Hasan Bin Hinton, formerly known as B.G. Knocc Out, just came out with a new solo album called “Eazy-E’s Protégé.” It’s inspired by his mentor Eazy-E, who gave Hinton and big brother Dre’sta their first big break. Hinton has made quite a journey from Compton, California - the birthplace of “gangsta rap” - to this album. The album is Hinton’s first after being released from prison, where he converted to Islam.
Hinton talks with ILLUME about his new perspective on life – and his music.
How would you describe the music you produce?
My music is based on my experience. Nothing but raw feelings and emotions and experiences are expressed in my music. However, some things are of a storytelling nature, where events are embellished to make for good story lines as well. But I think people can identify with my music.
Tell us about your new album, ‘Eazy-E’s Protégé.’
The album ‘Eazy-E's Protégé’ is based on all the things I previously expressed. It was my rekindling Eazy's memory in the minds of people who've known him and may have forgotten about him. But I also wanted to introduce him to people who may have never heard of him, and to keep him alive in the hip-hop community with the likes of Tupac and Biggie. Eazy, in my opinion, has not received the proper respect for being a pioneer of hip-hop music, and he is more deserving of recognition than the other people who are the only ones we seem to hear about.
Thus, my music includes a lot of frustration and anger, but more importantly raw stories, sick rhyme schemes, and a call to loyalty, freedom and mobilization of like-minded people and groups.
Did you and your brother resolve the differences you had with Dr. Dre & Snoop Dogg, etc. after the death of Eazy-E?

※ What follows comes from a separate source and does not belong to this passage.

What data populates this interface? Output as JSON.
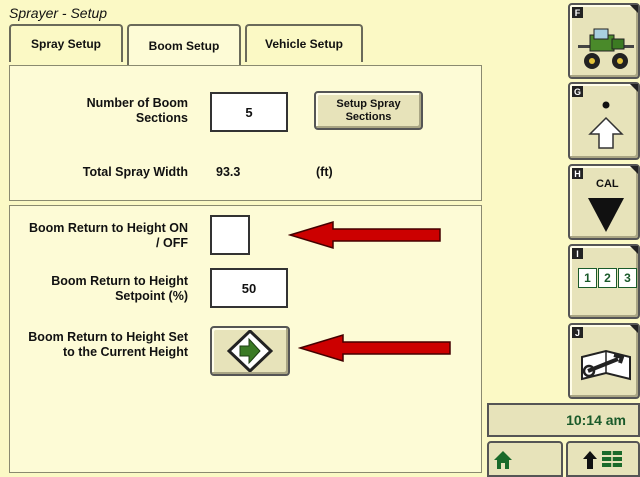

Yes, but in an informal way. It’s not like we sat at a table and conversed about it. But we sort of threw our hands up at the situation and it became understood between us all that the issue was dead.
What inspires your music?
What inspires my music is the lack of substance in music today, and how people have come to accept it. So I do my best to stick close to the roots of west coast hip-hop, while at the same time adhering to today’s popular sound in the hip-hop industry.
Also, Islam inspires everything in my life. My spirituality is the most important thing to me; it has definitely influenced parts of my music. However, I approach it in a subtle way because hip-hop has a thing about sounding too preachy and perfect, so I watch how I express it musically. But I feel that as I open up more to people through my music, eventually I can pull them more into my world and not be prejudged. So my strategy is a gradual process of elevation, insha’Allah ta'ala.
You've said the first thing you did after you were released from prison was pray in a mosque; tell us about that.
I prayed at the masjid when I first came home because I needed to experience that spiritually. Also, I needed to just to thank Allah for getting me through that hell-like experience. Prison has a tremendous effect on you mentally and emotionally. It can deaden your emotions and callous your feelings in many ways. And it causes you to lose a sense of reality because the environment is unnatural. That’s why Islam serves as such a Godsend - because it keeps you grounded in reality and it opens great potential in the spirit of people who may never have known themselves in that way. Some of the most crude and criminal people have been transformed by Islam to be the most pious and intelligent, to the point where they guide others to the Deen, by Allah's Permission. It’s truly a miraculous thing to witness and feel.
What do you hope listeners will gain after listening to your latest album?
My hope is for people to be refreshed after hearing my music, happy that substance is back in hip-hop, and not just the partying, freestyle type of hip-hop that’s so widespread today. As in Islam, staying close to your roots is a must, I believe, because otherwise you lose something invaluable. So, in that regard, I hope I did a service to hip-hop with ‘Eazy-E's Protege.’ Moreover, I hope people like it, support it, and help in its circulation.
Eazy-E’s Protégé can be bought via iTunes, Amazon, CDBaby.com, and knoccout.com